In general, we observe that accuracy is adversely impacted with greater \(I\) values, which suggests that the initial phase in the HMM training may be enough to provide most of the discrimination power on our small dataset, i.e., the extra refinement iterations tend to make the model incur overfitting.

With \(I = 1\) from the above plot, the following visualizes the results in more detail:

In general, we can see that accuracy increases with larger codebooks. The number of states, however, does not appear to have a clear effect in general. This suggests that the given training data is insufficient to take better advantage of HMM. The maximum accuracy is ~92.8% with \(M = 4096\) for various values of \(N\).

As an example, with \(N = 8\) and \(M = 4096\), here is the resulting confusion matrix with the 8 HMM models over the 2271 test instances:

Accuracy as function of W and O

We also investigated the effect of the analysis window size \(W\) and offset \(O\) used for the LPC analysis. For this evaluation we selected a few \((W, O)\) combinations and used \(P = 120\) and the Naive Bayes classifier.

(Note: In this particular evaluation, we used a partition of the dataset into 80% for training and 20% for testing. Although the absolute accuracy values here are not directly comparable with the other evaluations, in this case we are mainly interested in the relative effect across the different \(W\) and \(O\) values.)

This result shows a consistent effect of the offset parameter across the various window sizes, with significant adverse impact on accuracy with larger values and with \(O = 15\) ms providing the best performance in these tests. In terms of window size we note an increase in accuracy with increasing \(W\) value up to 120 ms but then reduced with \(W = 150\) ms.

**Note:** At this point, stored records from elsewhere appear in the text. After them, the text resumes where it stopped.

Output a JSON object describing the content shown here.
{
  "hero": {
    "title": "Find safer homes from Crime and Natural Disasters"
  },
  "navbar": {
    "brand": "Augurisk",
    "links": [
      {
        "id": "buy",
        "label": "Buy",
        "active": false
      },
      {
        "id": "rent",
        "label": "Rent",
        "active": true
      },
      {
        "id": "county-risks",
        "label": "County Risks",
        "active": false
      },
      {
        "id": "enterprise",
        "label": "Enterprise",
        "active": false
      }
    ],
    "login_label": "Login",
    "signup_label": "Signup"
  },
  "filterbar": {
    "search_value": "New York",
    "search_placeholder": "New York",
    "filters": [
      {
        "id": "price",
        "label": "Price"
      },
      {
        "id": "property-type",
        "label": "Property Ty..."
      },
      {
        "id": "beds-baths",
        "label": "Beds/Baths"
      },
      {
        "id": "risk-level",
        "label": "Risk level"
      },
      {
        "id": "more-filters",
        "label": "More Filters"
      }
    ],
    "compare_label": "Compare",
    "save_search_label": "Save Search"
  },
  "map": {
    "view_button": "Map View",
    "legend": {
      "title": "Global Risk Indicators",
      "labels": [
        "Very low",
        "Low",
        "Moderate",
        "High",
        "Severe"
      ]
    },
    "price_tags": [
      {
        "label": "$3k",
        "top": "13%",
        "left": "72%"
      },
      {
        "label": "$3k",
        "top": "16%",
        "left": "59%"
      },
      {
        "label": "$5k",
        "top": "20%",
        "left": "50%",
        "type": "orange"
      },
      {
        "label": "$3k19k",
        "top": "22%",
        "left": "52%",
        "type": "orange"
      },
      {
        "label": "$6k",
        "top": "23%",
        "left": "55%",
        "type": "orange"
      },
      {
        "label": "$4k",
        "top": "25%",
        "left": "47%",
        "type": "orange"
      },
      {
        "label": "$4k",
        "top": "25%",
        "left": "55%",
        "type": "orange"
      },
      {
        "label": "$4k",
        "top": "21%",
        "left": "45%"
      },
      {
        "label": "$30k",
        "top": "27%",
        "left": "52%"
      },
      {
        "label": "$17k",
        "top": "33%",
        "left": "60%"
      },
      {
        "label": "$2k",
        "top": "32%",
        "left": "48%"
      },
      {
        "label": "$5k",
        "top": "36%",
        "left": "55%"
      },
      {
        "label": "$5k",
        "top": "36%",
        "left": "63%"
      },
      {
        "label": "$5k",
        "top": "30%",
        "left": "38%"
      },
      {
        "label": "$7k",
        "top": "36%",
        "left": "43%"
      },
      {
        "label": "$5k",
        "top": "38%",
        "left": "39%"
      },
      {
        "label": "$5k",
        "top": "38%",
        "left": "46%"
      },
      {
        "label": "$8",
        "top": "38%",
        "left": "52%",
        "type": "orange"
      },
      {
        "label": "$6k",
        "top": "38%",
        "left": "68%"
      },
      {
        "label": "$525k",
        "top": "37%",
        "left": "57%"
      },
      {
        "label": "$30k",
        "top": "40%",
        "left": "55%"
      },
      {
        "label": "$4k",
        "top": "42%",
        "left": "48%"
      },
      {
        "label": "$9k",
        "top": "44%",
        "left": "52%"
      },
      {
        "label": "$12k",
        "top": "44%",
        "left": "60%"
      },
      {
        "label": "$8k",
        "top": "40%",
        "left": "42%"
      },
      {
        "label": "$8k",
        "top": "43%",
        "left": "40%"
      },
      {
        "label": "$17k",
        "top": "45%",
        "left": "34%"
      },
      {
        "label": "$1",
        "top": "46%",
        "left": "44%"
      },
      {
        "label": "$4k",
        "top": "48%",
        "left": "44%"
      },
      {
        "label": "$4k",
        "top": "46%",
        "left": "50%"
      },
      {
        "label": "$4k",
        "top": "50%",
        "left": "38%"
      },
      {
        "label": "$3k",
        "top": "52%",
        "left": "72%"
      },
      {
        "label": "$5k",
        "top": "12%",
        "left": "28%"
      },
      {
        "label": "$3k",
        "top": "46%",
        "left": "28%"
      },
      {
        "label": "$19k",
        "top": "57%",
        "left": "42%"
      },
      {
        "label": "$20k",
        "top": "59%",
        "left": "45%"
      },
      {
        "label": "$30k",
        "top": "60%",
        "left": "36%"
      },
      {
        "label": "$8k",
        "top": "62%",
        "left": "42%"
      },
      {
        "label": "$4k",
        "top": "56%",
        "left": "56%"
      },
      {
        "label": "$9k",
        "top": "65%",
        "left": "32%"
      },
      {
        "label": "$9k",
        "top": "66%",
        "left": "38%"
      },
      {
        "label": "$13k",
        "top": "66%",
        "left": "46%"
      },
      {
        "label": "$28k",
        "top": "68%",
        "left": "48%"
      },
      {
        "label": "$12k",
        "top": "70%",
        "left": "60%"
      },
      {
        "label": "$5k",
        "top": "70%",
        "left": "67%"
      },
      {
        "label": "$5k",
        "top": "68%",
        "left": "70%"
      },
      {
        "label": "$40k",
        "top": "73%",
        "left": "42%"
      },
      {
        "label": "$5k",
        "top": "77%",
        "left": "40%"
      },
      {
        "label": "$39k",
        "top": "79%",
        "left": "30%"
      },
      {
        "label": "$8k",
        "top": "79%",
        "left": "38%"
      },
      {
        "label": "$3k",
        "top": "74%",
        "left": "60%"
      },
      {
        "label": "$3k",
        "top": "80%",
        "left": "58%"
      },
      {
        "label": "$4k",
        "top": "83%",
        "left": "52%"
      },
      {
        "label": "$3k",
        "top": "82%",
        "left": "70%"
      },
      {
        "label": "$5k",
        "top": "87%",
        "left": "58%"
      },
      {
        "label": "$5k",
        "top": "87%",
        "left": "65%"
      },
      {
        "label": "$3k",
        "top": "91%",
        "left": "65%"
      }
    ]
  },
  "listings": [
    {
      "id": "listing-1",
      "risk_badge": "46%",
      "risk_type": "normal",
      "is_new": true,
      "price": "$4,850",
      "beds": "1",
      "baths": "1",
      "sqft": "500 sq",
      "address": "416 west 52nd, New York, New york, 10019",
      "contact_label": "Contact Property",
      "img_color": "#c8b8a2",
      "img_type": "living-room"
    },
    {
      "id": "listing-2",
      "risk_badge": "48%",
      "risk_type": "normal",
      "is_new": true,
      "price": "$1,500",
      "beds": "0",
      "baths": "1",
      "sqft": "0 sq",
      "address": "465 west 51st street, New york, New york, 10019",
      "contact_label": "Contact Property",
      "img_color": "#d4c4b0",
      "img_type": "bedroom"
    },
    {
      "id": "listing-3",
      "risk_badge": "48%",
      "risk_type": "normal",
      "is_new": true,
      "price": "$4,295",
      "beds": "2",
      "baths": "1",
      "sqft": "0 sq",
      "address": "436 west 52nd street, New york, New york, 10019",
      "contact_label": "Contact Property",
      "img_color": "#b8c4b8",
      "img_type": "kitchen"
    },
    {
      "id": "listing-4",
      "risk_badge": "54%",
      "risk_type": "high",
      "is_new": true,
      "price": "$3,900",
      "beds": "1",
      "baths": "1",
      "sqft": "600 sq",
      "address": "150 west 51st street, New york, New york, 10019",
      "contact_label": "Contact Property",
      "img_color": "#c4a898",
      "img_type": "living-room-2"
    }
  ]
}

Summary of Accuracy per Method

  • As a function of \(P\):

  • In terms of accuracy error, the overall method comparison is as follows: